About Jennifer Gillette, PhD

Jennifer Gillette, PhD, is an associate professor and Senior Director for Research in the UNM Department of Pathology, and is a full member of the Cellular and Molecular Oncology research group at the UNM Comprehensive Cancer Center. She serves as the Director of the UNM School of Medicine Undergraduate Pipeline Network Program. Her research focuses on hematopoietic stem cell and leukemic cell interactions with the bone marrow microenvironment, focusing on the role of the regulatory scaffold protein CD82.

UNM Comprehensive Cancer Center

The University of New Mexico Comprehensive Cancer Center is the Official Cancer Center of New Mexico and the only National Cancer Institute-designated Cancer Center in a 500-mile radius.

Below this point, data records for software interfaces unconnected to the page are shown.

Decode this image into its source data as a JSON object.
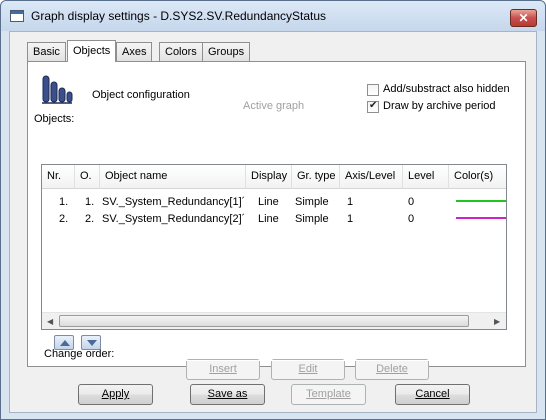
{
  "window": {
    "title": "Graph display settings - D.SYS2.SV.RedundancyStatus",
    "close_label": "✕"
  },
  "tabs": [
    {
      "label": "Basic",
      "active": false
    },
    {
      "label": "Objects",
      "active": true
    },
    {
      "label": "Axes",
      "active": false
    },
    {
      "label": "Colors",
      "active": false
    },
    {
      "label": "Groups",
      "active": false
    }
  ],
  "objects_tab": {
    "section_title": "Object configuration",
    "active_graph_label": "Active graph",
    "add_hidden_label": "Add/substract also hidden",
    "add_hidden_checked": false,
    "archive_period_label": "Draw by archive period",
    "archive_period_checked": true,
    "objects_label": "Objects:",
    "columns": [
      "Nr.",
      "O.",
      "Object name",
      "Display",
      "Gr. type",
      "Axis/Level",
      "Level",
      "Color(s)"
    ],
    "rows": [
      {
        "nr": "1.",
        "o": "1.",
        "name": "SV._System_Redundancy[1]´",
        "display": "Line",
        "gr_type": "Simple",
        "axis_level": "1",
        "level": "0",
        "color": "#22c422"
      },
      {
        "nr": "2.",
        "o": "2.",
        "name": "SV._System_Redundancy[2]´",
        "display": "Line",
        "gr_type": "Simple",
        "axis_level": "1",
        "level": "0",
        "color": "#cc22cc"
      }
    ],
    "change_order_label": "Change order:",
    "insert_label": "Insert",
    "edit_label": "Edit",
    "delete_label": "Delete"
  },
  "footer": {
    "apply_label": "Apply",
    "save_as_label": "Save as",
    "template_label": "Template",
    "cancel_label": "Cancel"
  }
}
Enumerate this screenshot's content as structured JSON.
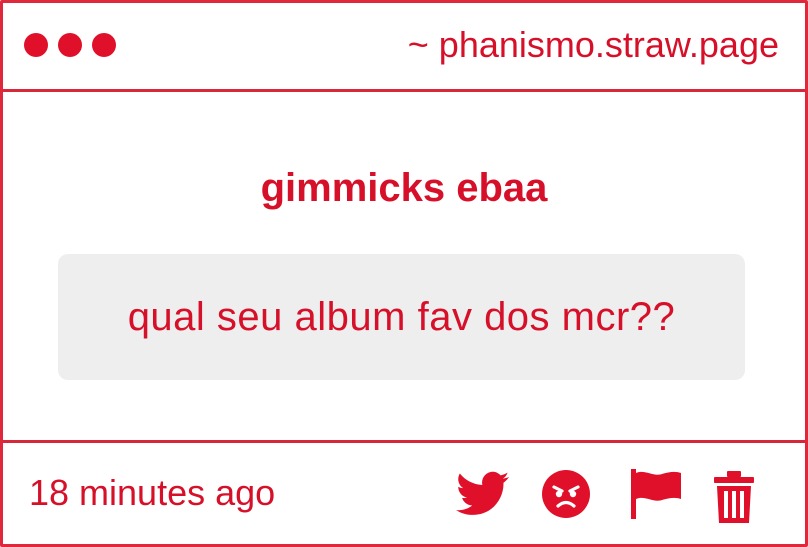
{
  "header": {
    "site": "~ phanismo.straw.page"
  },
  "card": {
    "prompt": "gimmicks ebaa",
    "question": "qual seu album fav dos mcr??"
  },
  "footer": {
    "timestamp": "18 minutes ago",
    "icons": [
      "twitter-icon",
      "angry-face-icon",
      "flag-icon",
      "trash-icon"
    ]
  },
  "colors": {
    "accent": "#d7102a",
    "border": "#d7283a",
    "question_bg": "#efeeef"
  }
}
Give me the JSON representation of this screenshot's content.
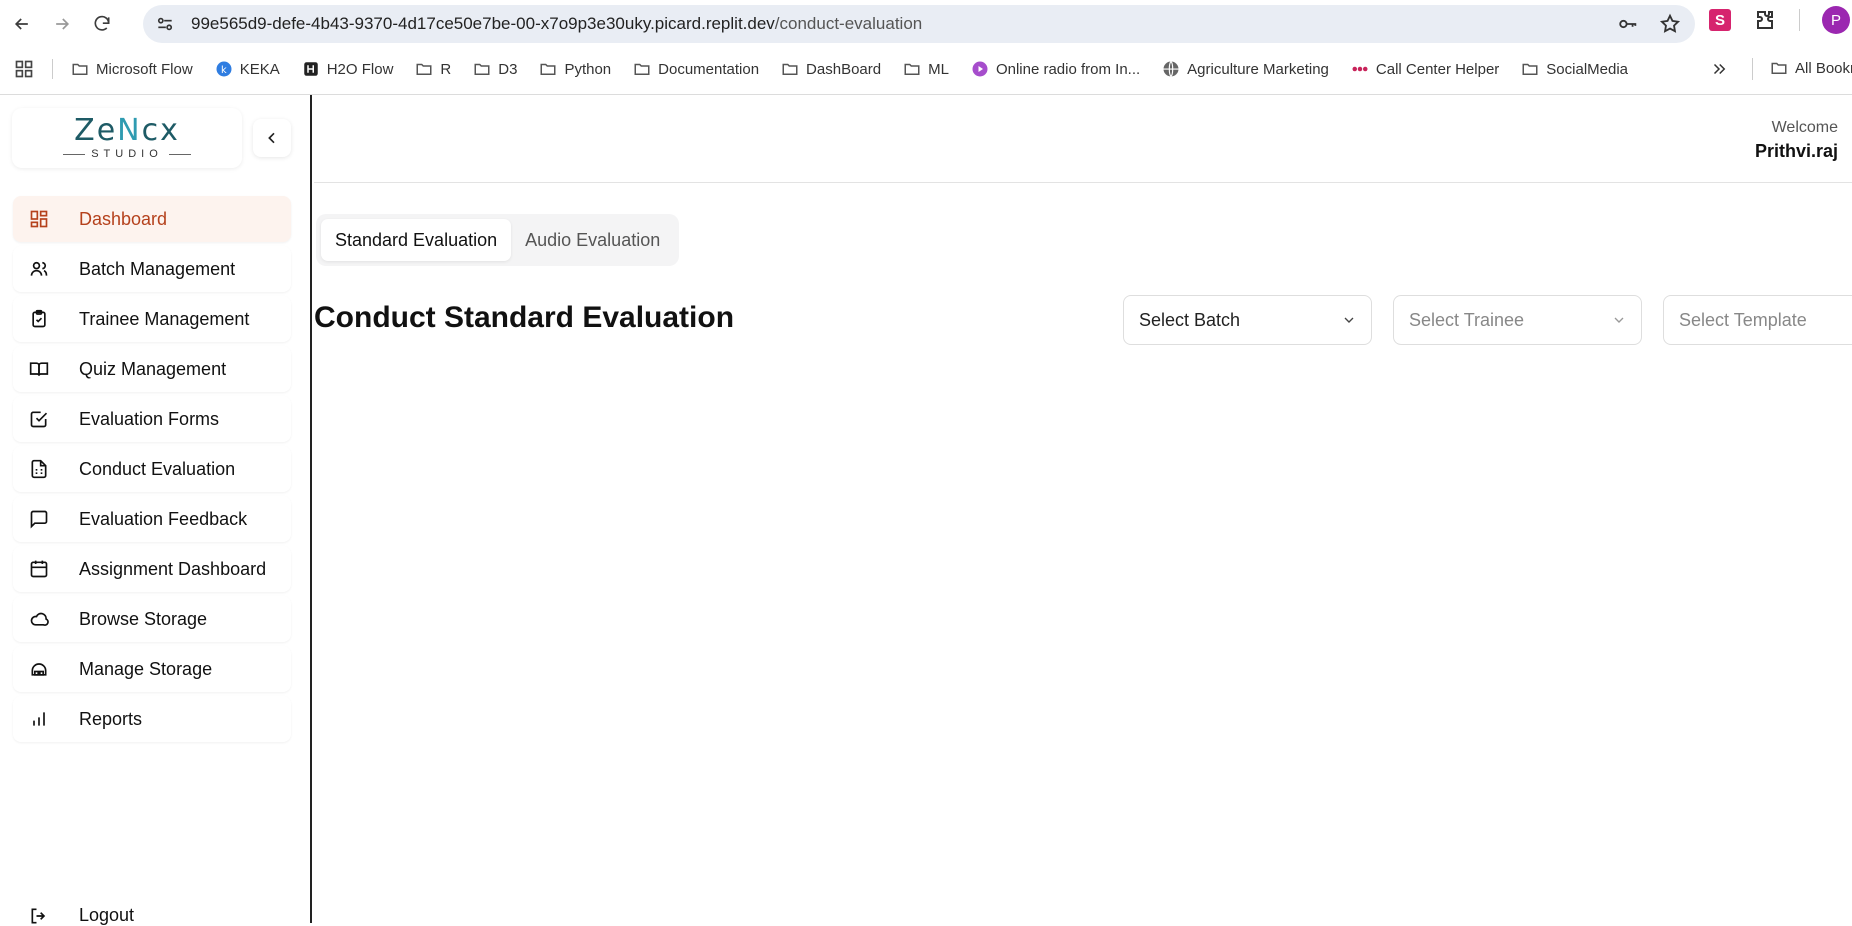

Its more than 120 board-certified oncology specialty physicians include cancer surgeons in every specialty (abdominal, thoracic, bone and soft tissue, neurosurgery, genitourinary, gynecology, and head and neck cancers), adult and pediatric hematologists/medical oncologists, gynecologic oncologists, and radiation oncologists. They, along with more than 600 other cancer healthcare professionals (nurses, pharmacists, nutritionists, navigators, psychologists and social workers), provide treatment to 65% of New Mexico's cancer patients from all across the state and partner with community health systems statewide to provide cancer care closer to home. They treated approximately 14,000 patients in about 100,000 ambulatory clinic visits in addition to in-patient hospitalizations at UNM Hospital.

A total of nearly 400 patients participated in cancer clinical trials testing new cancer treatments that include tests of novel cancer prevention strategies and cancer genome sequencing.

The more than 100 cancer research scientists affiliated with the UNMCCC were awarded $35.7 million in federal and private grants and contracts for cancer research projects. Since 2015, they have published nearly 1000 manuscripts, and promoting economic development, they filed 136 new patents and launched 10 new biotechnology start-up companies.

Finally, the physicians, scientists and staff have provided education and training experiences to more than 500 high school, undergraduate, graduate, and postdoctoral fellowship students in cancer research and cancer health care delivery.

Categories: Comprehensive Cancer Center, Health, School of Medicine